4. Adaptive Algorithms
Image you are driving to work. As you drive, what you see ahead through your windshield keeps changing and what you do based on what you see ahead – and when you see it ahead – also keeps changing. In our daily lives, we find this reality to be an obvious one, and we do the needful without much thought.
Now think about a business process that you are trying to improve through prescriptive analytics technology. As this business process evolves over time, the technology should continually re-predict and re-prescribe so the predictions and prescriptions remain relevant.
In a world of growing data volume, velocity and variety, the prescriptive analytics technology must be able to automatically recalibrate all its built-in algorithms, plus automatically create new algorithms. This total recalibration also needs to be adaptive – dynamic and/or continual – in order to successfully assist the business process being managed in an ongoing fashion. Recalibration of the algorithms in the prescriptive analytics software can be triggered in several ways – with new data arrival, with data change(s), after a specified time period and more.
Another important factor to keep in mind is the “action-ability” of the prescriptions; it is, of course, different for different business processes. Sometimes, it may not be helpful to automatically generate newer prescriptions if the old ones haven’t been acted upon properly.
5. Feedback Mechanism
How would the prescriptive analytics software know if its prescriptions are being acted upon? Prescriptions are, generally speaking, time-sensitive action plans involving changes to some actionable influencers to preempt one or more predicted issues (or to benefit from one or more predicted opportunities). If a business manager decides to ignore a prescription from the software, this inaction would at some point be reflected in the incoming data that is being collected on the actionable influencers. The consequence of inaction, if any, will then be subsequently reflected in the upcoming predictions and prescriptions. For example, due to lost time, inaction on a valid prescription could lead to additional expenses in preempting an upcoming issue that has been flagged (via prediction) and addressed (via prescription) in the last round.
While this may change in the near future, today, there is a difference between prescriptive analytics software and prescriptive automation. Prescriptive automation (Google Car, for example) has elaborate, built-in process control (software, hardware, firmware and much more) to automatically “action” the prescriptions coming from the software side. Prescriptive analytics software today still requires human assistance to carry out these prescriptions.

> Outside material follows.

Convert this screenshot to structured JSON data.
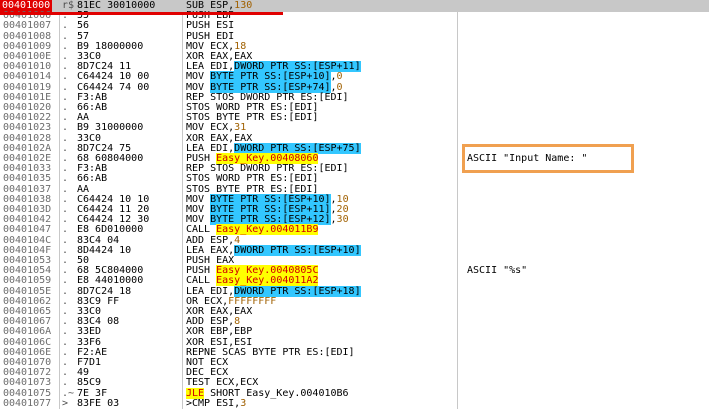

While Google can probably outfit a car anyway it wants to, companies with highly sophisticated prescriptive analytics software are dependent on humans to act on the prescriptions coming out of the software. Envision a future where this distinction would disappear and prescriptive analytics software will become a fully integrated and embedded component of the business process it is improving – and not the new thing that it is today.
Atanu Basu (email@example.com) is the CEO and president of AYATA, a prescriptive analytics software company based in Austin, Texas. AYATA’s customers include Apache Corporation, Cisco Systems, Microsoft and Dell.